What’s in Your Travel First Aid Kit?
Have you ever had food poisoning on a long bus ride? How about a jellyfish sting at the tropical beach of your dreams? Or maybe you’ve made the mistake of wearing your brand-new shoes on a walking tour and ended up with a blister? Things can and do go wrong on holiday, and in all these cases, a small travel first aid kit could save you a lot of time, money, and pain.
Here are the basics we think you should have in your travel first aid kit for any trip, and a few items that you should consider for specific destinations. Keep in mind what is readily available at home may be difficult to find in another region, especially with a language barrier. Drugs often go by different names or are unavailable, so you should always bring along a few essentials.
First Aid Kit Contents:
- sterile adhesive bandages in multiple sizes for minor cuts and scrapes
- antiseptic wipes to disinfect minor wounds
- antibiotic ointment to prevent infection of minor wounds

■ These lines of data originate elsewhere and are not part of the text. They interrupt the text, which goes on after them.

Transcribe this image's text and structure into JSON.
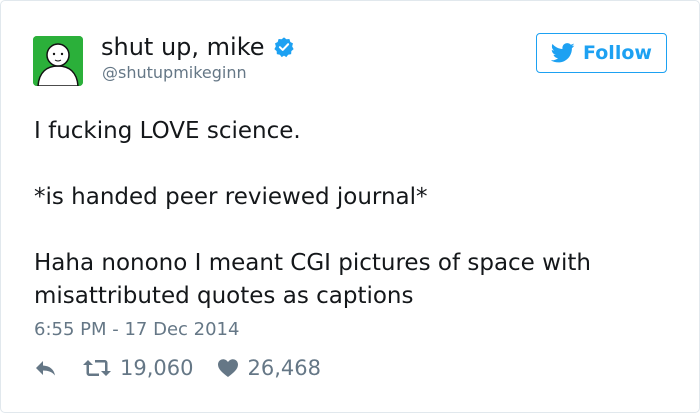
{
  "user": {
    "display_name": "shut up, mike",
    "handle": "@shutupmikeginn",
    "verified": true
  },
  "follow": {
    "label": "Follow"
  },
  "tweet": {
    "lines": [
      "I fucking LOVE science.",
      "*is handed peer reviewed journal*",
      "Haha nonono I meant CGI pictures of space with misattributed quotes as captions"
    ]
  },
  "timestamp": "6:55 PM - 17 Dec 2014",
  "stats": {
    "retweets": "19,060",
    "likes": "26,468"
  },
  "colors": {
    "accent": "#1da1f2",
    "avatar_bg": "#2bb03a",
    "muted": "#657786"
  },
  "icons": {
    "verified": "verified-badge-icon",
    "bird": "twitter-bird-icon",
    "reply": "reply-icon",
    "retweet": "retweet-icon",
    "like": "heart-icon"
  }
}
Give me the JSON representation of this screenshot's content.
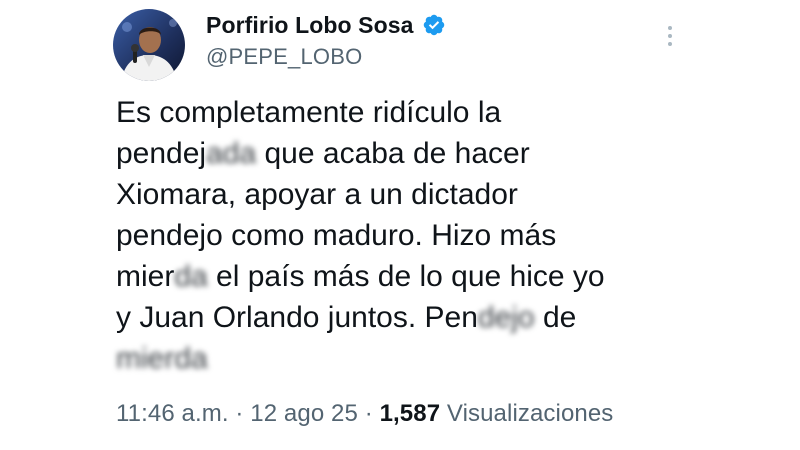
{
  "author": {
    "display_name": "Porfirio Lobo Sosa",
    "handle": "@PEPE_LOBO",
    "verified": true,
    "verified_color": "#1d9bf0"
  },
  "tweet": {
    "lines": [
      [
        {
          "text": "Es completamente ridículo la",
          "blurred": false
        }
      ],
      [
        {
          "text": "pendej",
          "blurred": false
        },
        {
          "text": "ada",
          "blurred": true
        },
        {
          "text": " que acaba de hacer",
          "blurred": false
        }
      ],
      [
        {
          "text": "Xiomara, apoyar a un dictador",
          "blurred": false
        }
      ],
      [
        {
          "text": "pendejo como maduro. Hizo más",
          "blurred": false
        }
      ],
      [
        {
          "text": "mier",
          "blurred": false
        },
        {
          "text": "da",
          "blurred": true
        },
        {
          "text": " el país más de lo que hice yo",
          "blurred": false
        }
      ],
      [
        {
          "text": "y Juan Orlando juntos. Pen",
          "blurred": false
        },
        {
          "text": "dejo",
          "blurred": true
        },
        {
          "text": " de",
          "blurred": false
        }
      ],
      [
        {
          "text": "mierda",
          "blurred": true
        }
      ]
    ]
  },
  "meta": {
    "time": "11:46 a.m.",
    "sep1": " · ",
    "date": "12 ago 25",
    "sep2": " · ",
    "views_count": "1,587",
    "views_label": " Visualizaciones"
  },
  "icons": {
    "more": "more-vertical-icon",
    "verified": "verified-badge-icon"
  },
  "colors": {
    "text": "#0f1419",
    "secondary": "#536471",
    "more_dots": "#aab8c2"
  }
}
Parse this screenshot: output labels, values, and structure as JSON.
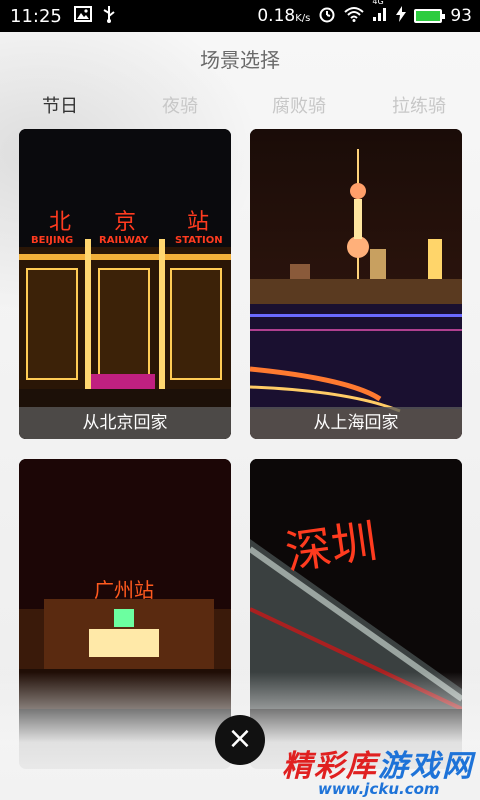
{
  "status_bar": {
    "time": "11:25",
    "network_speed": "0.18",
    "speed_unit": "K/s",
    "network_type": "4G",
    "battery_percent": "93",
    "icons": [
      "image-icon",
      "usb-icon",
      "alarm-icon",
      "wifi-icon",
      "signal-icon",
      "charging-icon",
      "battery-icon"
    ]
  },
  "header": {
    "title": "场景选择"
  },
  "tabs": [
    {
      "label": "节日",
      "active": true
    },
    {
      "label": "夜骑",
      "active": false
    },
    {
      "label": "腐败骑",
      "active": false
    },
    {
      "label": "拉练骑",
      "active": false
    }
  ],
  "scenes": [
    {
      "label": "从北京回家",
      "sign_cn": "北京站",
      "sign_en_1": "BEIJING",
      "sign_en_2": "RAILWAY",
      "sign_en_3": "STATION"
    },
    {
      "label": "从上海回家"
    },
    {
      "label": "",
      "sign_cn": "广州站"
    },
    {
      "label": "",
      "sign_cn": "深圳"
    }
  ],
  "close": {
    "symbol": "×"
  },
  "watermark": {
    "part1": "精彩库",
    "part2": "游戏网",
    "url": "www.jcku.com"
  },
  "colors": {
    "accent_neon": "#ff3b1f",
    "active_tab": "#333333",
    "inactive_tab": "#c7c7c7"
  }
}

- sterile gauze pads to control bleeding
- tape to hold a dressing or splint in place
- moleskin or blister bandages for blisters
- tweezers to remove foreign objects like splinters
- pain and fever medication (Advil or Tylenol)
- anti-nausea medication (Gravol)
- anti-diarrhea medication (Immodium or Pepto Bismol)
- antacid (Tums, Rolaids, or Pepcid)
- motion-sickness medication (Bonine or Dramamine. Bonine isn’t available in Canada but can be ordered online and is far superior to Dramamine)
- antihistamine (Claritin, Zyrtec)
- waterproof bag to contain everything
Now that we’ve covered the basics, here are a few region-specific items to consider:
For beach destinations: white vinegar for jellyfish stings
I learned this tip the hard way. Our family was on Maui’s North Shore enjoying a fantastic day at a secluded beach when my daughter sat on a Portuguese Man-O-War jellyfish tentacle that had washed up with the tide. She was in screaming in agony and we were miles from the nearest doctor or pharmacy. We learned from a helpful local that the best remedy is white vinegar and went to the tiny general store nearby to pick some up. It worked like magic and she stopped crying as soon as we applied it to the sting. Now I always pack a takeout packet of vinegar in my beach holiday first aid kit.
For regions with bug-borne illnesses: insect repellent and mosquito net
There are a lot of bug repellents on the market these days that are billed as “natural” and those are fine at home when the worst thing you have to worry about is an itchy bite. But when you’re contending with life-threatening diseases like Dengue Fever and Malaria it’s important to make sure your repellent is going to do its job. Your best bet is one that contains 30% DEET as this should protect you for a few hours. And remember to reapply after swimming! At night you’ll need to sleep under a mosquito net, and it’s a good idea to bring your own in case the one provided (if there is one) is full of holes.
For travelling off the beaten path: iodine tablets, rehydration salts, and antibiotics
If your travels are going to take you to an area where there is unsafe drinking water and limited medical care, it’s a good idea to be extra-prepared. Iodine tablets can be used to purify water in a pinch and rehydration salts can prevent serious dehydration due to illness. Your doctor can also prescribe a generic antibiotic that can be useful in treating many conditions that could be dangerous if there is no medical care available.
Don’t forget to bring important medical information
It’s a good idea to carry any information you may need in case an emergency occurs. This includes:
- Your care card number
- Your travel medical insurance information
- An emergency contact in Canada
- Your primary physician’s contact information
- The contact information for the Canadian Embassy in the country you are visiting
- The contact information for the hotels you will stay at during your trip
Vaccinate before you go
Make sure to check well in advance if any vaccinations are required for your trip. Some countries require proof of vaccination for entry, and if the vaccine is in short supply or you need multiple doses, it could take longer than you think. You wouldn’t want to miss that dream holiday because you didn’t get your vaccinations in time! For more information about which vaccines are recommended for specific destinations, check the Government of Canada recommendations or call your local travel medical clinic.
What’s in YOUR travel first aid kit? Let us know what you never leave home without!
Written by: Pam Jensen